===== Available data =====

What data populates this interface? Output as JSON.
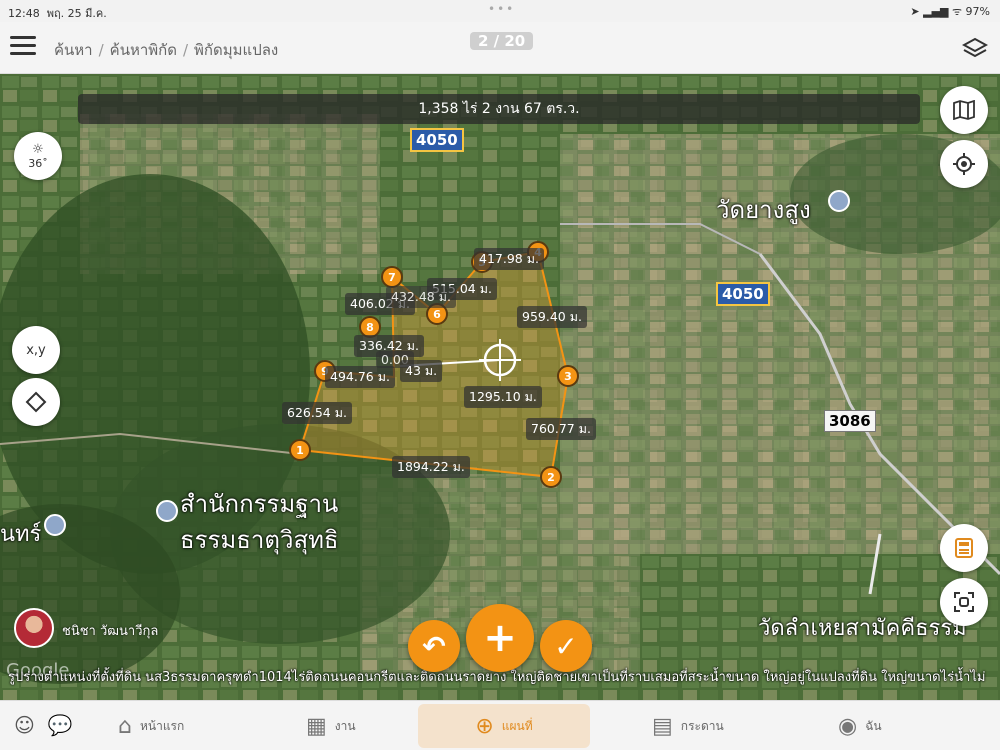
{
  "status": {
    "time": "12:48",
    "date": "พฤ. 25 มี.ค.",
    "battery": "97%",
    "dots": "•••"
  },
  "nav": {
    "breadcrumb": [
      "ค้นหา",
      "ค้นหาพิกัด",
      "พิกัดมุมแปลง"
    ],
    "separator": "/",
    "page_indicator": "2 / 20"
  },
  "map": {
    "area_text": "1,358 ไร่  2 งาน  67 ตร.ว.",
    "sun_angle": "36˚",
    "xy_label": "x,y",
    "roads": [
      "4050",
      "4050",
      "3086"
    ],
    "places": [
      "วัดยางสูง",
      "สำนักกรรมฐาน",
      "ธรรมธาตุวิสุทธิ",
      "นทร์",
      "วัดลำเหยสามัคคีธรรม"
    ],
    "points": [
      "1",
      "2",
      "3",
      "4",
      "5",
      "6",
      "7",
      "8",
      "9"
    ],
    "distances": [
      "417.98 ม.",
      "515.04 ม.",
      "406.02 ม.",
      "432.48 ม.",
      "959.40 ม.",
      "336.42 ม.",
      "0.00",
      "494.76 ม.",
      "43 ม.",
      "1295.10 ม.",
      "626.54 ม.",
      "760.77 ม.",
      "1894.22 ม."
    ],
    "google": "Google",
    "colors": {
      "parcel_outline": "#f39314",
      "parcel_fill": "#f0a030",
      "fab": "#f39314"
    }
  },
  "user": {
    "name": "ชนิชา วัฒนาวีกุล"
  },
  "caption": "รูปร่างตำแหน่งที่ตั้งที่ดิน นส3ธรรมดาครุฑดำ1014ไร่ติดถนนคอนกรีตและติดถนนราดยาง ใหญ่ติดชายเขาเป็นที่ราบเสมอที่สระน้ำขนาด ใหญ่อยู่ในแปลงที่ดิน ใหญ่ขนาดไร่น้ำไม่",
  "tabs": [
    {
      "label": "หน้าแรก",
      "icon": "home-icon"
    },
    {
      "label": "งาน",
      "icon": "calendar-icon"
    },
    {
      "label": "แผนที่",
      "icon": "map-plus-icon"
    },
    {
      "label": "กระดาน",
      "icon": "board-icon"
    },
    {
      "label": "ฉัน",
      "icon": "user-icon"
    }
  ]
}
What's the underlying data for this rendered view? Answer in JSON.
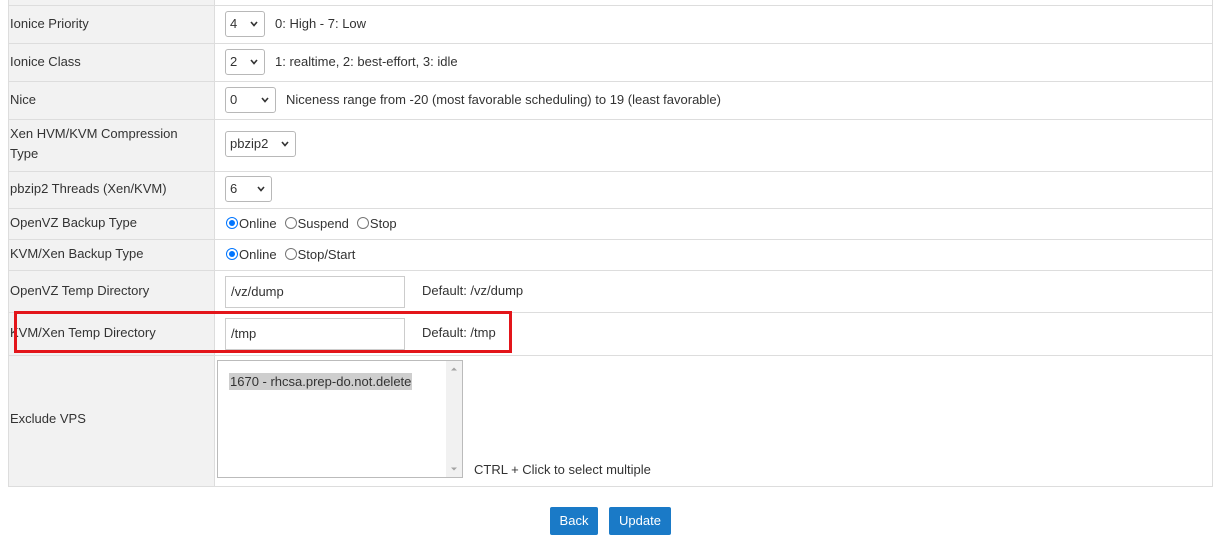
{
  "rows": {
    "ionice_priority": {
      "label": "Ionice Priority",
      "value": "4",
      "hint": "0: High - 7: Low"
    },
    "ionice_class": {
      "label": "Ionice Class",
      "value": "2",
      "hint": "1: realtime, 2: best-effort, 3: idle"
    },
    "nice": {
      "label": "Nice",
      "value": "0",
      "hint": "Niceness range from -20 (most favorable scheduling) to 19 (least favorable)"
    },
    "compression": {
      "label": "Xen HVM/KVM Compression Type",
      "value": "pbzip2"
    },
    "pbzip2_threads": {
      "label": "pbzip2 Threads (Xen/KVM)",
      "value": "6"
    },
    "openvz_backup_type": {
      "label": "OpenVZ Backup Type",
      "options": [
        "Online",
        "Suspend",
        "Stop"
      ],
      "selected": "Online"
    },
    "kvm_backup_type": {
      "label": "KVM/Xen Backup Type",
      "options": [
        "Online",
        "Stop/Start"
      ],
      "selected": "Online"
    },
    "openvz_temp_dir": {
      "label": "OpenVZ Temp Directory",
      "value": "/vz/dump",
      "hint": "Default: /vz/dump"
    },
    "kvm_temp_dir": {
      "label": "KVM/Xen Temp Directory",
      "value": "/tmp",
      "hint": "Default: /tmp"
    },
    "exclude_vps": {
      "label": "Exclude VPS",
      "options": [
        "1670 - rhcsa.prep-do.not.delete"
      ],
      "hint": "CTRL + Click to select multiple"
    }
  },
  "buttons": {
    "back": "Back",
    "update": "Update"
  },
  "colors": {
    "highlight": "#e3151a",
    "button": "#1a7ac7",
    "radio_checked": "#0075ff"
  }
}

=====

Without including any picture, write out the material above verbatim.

What data populates this interface? Output as JSON.
{
  "status": {
    "time": "12:48",
    "date": "พฤ. 25 มี.ค.",
    "battery": "97%",
    "dots": "•••"
  },
  "nav": {
    "breadcrumb": [
      "ค้นหา",
      "ค้นหาพิกัด",
      "พิกัดมุมแปลง"
    ],
    "separator": "/",
    "page_indicator": "2 / 20"
  },
  "map": {
    "area_text": "1,358 ไร่  2 งาน  67 ตร.ว.",
    "sun_angle": "36˚",
    "xy_label": "x,y",
    "roads": [
      "4050",
      "4050",
      "3086"
    ],
    "places": [
      "วัดยางสูง",
      "สำนักกรรมฐาน",
      "ธรรมธาตุวิสุทธิ",
      "นทร์",
      "วัดลำเหยสามัคคีธรรม"
    ],
    "points": [
      "1",
      "2",
      "3",
      "4",
      "5",
      "6",
      "7",
      "8",
      "9"
    ],
    "distances": [
      "417.98 ม.",
      "515.04 ม.",
      "406.02 ม.",
      "432.48 ม.",
      "959.40 ม.",
      "336.42 ม.",
      "0.00",
      "494.76 ม.",
      "43 ม.",
      "1295.10 ม.",
      "626.54 ม.",
      "760.77 ม.",
      "1894.22 ม."
    ],
    "google": "Google",
    "colors": {
      "parcel_outline": "#f39314",
      "parcel_fill": "#f0a030",
      "fab": "#f39314"
    }
  },
  "user": {
    "name": "ชนิชา วัฒนาวีกุล"
  },
  "caption": "รูปร่างตำแหน่งที่ตั้งที่ดิน นส3ธรรมดาครุฑดำ1014ไร่ติดถนนคอนกรีตและติดถนนราดยาง ใหญ่ติดชายเขาเป็นที่ราบเสมอที่สระน้ำขนาด ใหญ่อยู่ในแปลงที่ดิน ใหญ่ขนาดไร่น้ำไม่",
  "tabs": [
    {
      "label": "หน้าแรก",
      "icon": "home-icon"
    },
    {
      "label": "งาน",
      "icon": "calendar-icon"
    },
    {
      "label": "แผนที่",
      "icon": "map-plus-icon"
    },
    {
      "label": "กระดาน",
      "icon": "board-icon"
    },
    {
      "label": "ฉัน",
      "icon": "user-icon"
    }
  ]
}
What's the underlying data for this rendered view? Answer in JSON.
{
  "rows": {
    "ionice_priority": {
      "label": "Ionice Priority",
      "value": "4",
      "hint": "0: High - 7: Low"
    },
    "ionice_class": {
      "label": "Ionice Class",
      "value": "2",
      "hint": "1: realtime, 2: best-effort, 3: idle"
    },
    "nice": {
      "label": "Nice",
      "value": "0",
      "hint": "Niceness range from -20 (most favorable scheduling) to 19 (least favorable)"
    },
    "compression": {
      "label": "Xen HVM/KVM Compression Type",
      "value": "pbzip2"
    },
    "pbzip2_threads": {
      "label": "pbzip2 Threads (Xen/KVM)",
      "value": "6"
    },
    "openvz_backup_type": {
      "label": "OpenVZ Backup Type",
      "options": [
        "Online",
        "Suspend",
        "Stop"
      ],
      "selected": "Online"
    },
    "kvm_backup_type": {
      "label": "KVM/Xen Backup Type",
      "options": [
        "Online",
        "Stop/Start"
      ],
      "selected": "Online"
    },
    "openvz_temp_dir": {
      "label": "OpenVZ Temp Directory",
      "value": "/vz/dump",
      "hint": "Default: /vz/dump"
    },
    "kvm_temp_dir": {
      "label": "KVM/Xen Temp Directory",
      "value": "/tmp",
      "hint": "Default: /tmp"
    },
    "exclude_vps": {
      "label": "Exclude VPS",
      "options": [
        "1670 - rhcsa.prep-do.not.delete"
      ],
      "hint": "CTRL + Click to select multiple"
    }
  },
  "buttons": {
    "back": "Back",
    "update": "Update"
  },
  "colors": {
    "highlight": "#e3151a",
    "button": "#1a7ac7",
    "radio_checked": "#0075ff"
  }
}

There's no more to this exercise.